━━━━━ SUPPLIED RECORDS ━━━━━

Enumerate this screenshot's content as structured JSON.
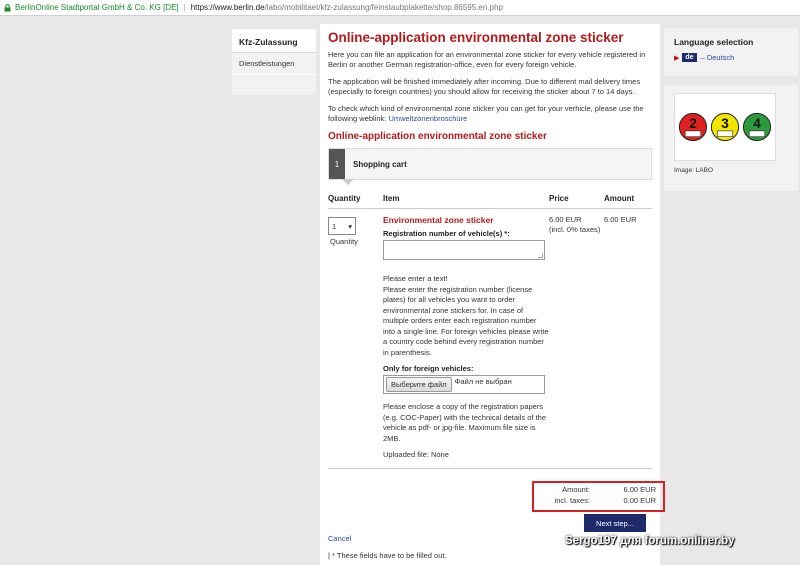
{
  "browser": {
    "site_identity": "BerlinOnline Stadtportal GmbH & Co. KG [DE]",
    "url_host": "https://www.berlin.de",
    "url_path": "/labo/mobilitaet/kfz-zulassung/feinstaubplakette/shop.86595.en.php"
  },
  "leftnav": {
    "heading": "Kfz-Zulassung",
    "items": [
      "Dienstleistungen"
    ]
  },
  "main": {
    "title": "Online-application environmental zone sticker",
    "intro_1": "Here you can file an application for an environmental zone sticker for every vehicle registered in Berlin or another German registration-office, even for every foreign vehicle.",
    "intro_2": "The application will be finished immediately after incoming. Due to different mail delivery times (especially to foreign countries) you should allow for receiving the sticker about 7 to 14 days.",
    "intro_3_text": "To check which kind of environmental zone sticker you can get for your verhicle, please use the following weblink:",
    "intro_3_link": "Umweltzonenbroschüre",
    "subtitle": "Online-application environmental zone sticker",
    "step": {
      "number": "1",
      "label": "Shopping cart"
    },
    "cart": {
      "headers": {
        "quantity": "Quantity",
        "item": "Item",
        "price": "Price",
        "amount": "Amount"
      },
      "quantity_value": "1",
      "quantity_label": "Quantity",
      "item_title": "Environmental zone sticker",
      "reg_label": "Registration number of vehicle(s) *:",
      "help_text_1": "Please enter a text!",
      "help_text_2": "Please enter the registration number (license plates) for all vehicles you want to order environmental zone stickers for. In case of multiple orders enter each registration number into a single line. For foreign vehicles please write a country code behind every registration number in parenthesis.",
      "foreign_label": "Only for foreign vehicles:",
      "file_button": "Выберите файл",
      "file_none": "Файл не выбран",
      "help_text_3": "Please enclose a copy of the registration papers (e.g. COC-Paper) with the technical details of the vehicle as pdf- or jpg-file. Maximum file size is 2MB.",
      "uploaded": "Uploaded file: None",
      "price": "6.00 EUR",
      "price_note": "(incl. 0% taxes)",
      "amount": "6.00 EUR"
    },
    "totals": {
      "amount_label": "Amount:",
      "amount_value": "6.00 EUR",
      "taxes_label": "incl. taxes:",
      "taxes_value": "0.00 EUR"
    },
    "next_button": "Next step...",
    "cancel_link": "Cancel",
    "required_note": "| * These fields have to be filled out."
  },
  "right": {
    "language_title": "Language selection",
    "language_badge": "de",
    "language_link": "– Deutsch",
    "image_caption": "Image: LABO",
    "sticker_numbers": [
      "2",
      "3",
      "4"
    ]
  },
  "watermark": "Sergo197 для forum.onliner.by",
  "colors": {
    "accent_red": "#b51a1a",
    "button_navy": "#1d2a6b",
    "link_blue": "#2a4aa8",
    "highlight_red": "#d92020",
    "secure_green": "#1a8a2a"
  }
}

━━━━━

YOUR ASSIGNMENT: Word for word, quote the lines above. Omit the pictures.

WRITTEN SOLUTION:
Enumerate this screenshot's content as structured JSON.
{
  "browser": {
    "site_identity": "BerlinOnline Stadtportal GmbH & Co. KG [DE]",
    "url_host": "https://www.berlin.de",
    "url_path": "/labo/mobilitaet/kfz-zulassung/feinstaubplakette/shop.86595.en.php"
  },
  "leftnav": {
    "heading": "Kfz-Zulassung",
    "items": [
      "Dienstleistungen"
    ]
  },
  "main": {
    "title": "Online-application environmental zone sticker",
    "intro_1": "Here you can file an application for an environmental zone sticker for every vehicle registered in Berlin or another German registration-office, even for every foreign vehicle.",
    "intro_2": "The application will be finished immediately after incoming. Due to different mail delivery times (especially to foreign countries) you should allow for receiving the sticker about 7 to 14 days.",
    "intro_3_text": "To check which kind of environmental zone sticker you can get for your verhicle, please use the following weblink:",
    "intro_3_link": "Umweltzonenbroschüre",
    "subtitle": "Online-application environmental zone sticker",
    "step": {
      "number": "1",
      "label": "Shopping cart"
    },
    "cart": {
      "headers": {
        "quantity": "Quantity",
        "item": "Item",
        "price": "Price",
        "amount": "Amount"
      },
      "quantity_value": "1",
      "quantity_label": "Quantity",
      "item_title": "Environmental zone sticker",
      "reg_label": "Registration number of vehicle(s) *:",
      "help_text_1": "Please enter a text!",
      "help_text_2": "Please enter the registration number (license plates) for all vehicles you want to order environmental zone stickers for. In case of multiple orders enter each registration number into a single line. For foreign vehicles please write a country code behind every registration number in parenthesis.",
      "foreign_label": "Only for foreign vehicles:",
      "file_button": "Выберите файл",
      "file_none": "Файл не выбран",
      "help_text_3": "Please enclose a copy of the registration papers (e.g. COC-Paper) with the technical details of the vehicle as pdf- or jpg-file. Maximum file size is 2MB.",
      "uploaded": "Uploaded file: None",
      "price": "6.00 EUR",
      "price_note": "(incl. 0% taxes)",
      "amount": "6.00 EUR"
    },
    "totals": {
      "amount_label": "Amount:",
      "amount_value": "6.00 EUR",
      "taxes_label": "incl. taxes:",
      "taxes_value": "0.00 EUR"
    },
    "next_button": "Next step...",
    "cancel_link": "Cancel",
    "required_note": "| * These fields have to be filled out."
  },
  "right": {
    "language_title": "Language selection",
    "language_badge": "de",
    "language_link": "– Deutsch",
    "image_caption": "Image: LABO",
    "sticker_numbers": [
      "2",
      "3",
      "4"
    ]
  },
  "watermark": "Sergo197 для forum.onliner.by",
  "colors": {
    "accent_red": "#b51a1a",
    "button_navy": "#1d2a6b",
    "link_blue": "#2a4aa8",
    "highlight_red": "#d92020",
    "secure_green": "#1a8a2a"
  }
}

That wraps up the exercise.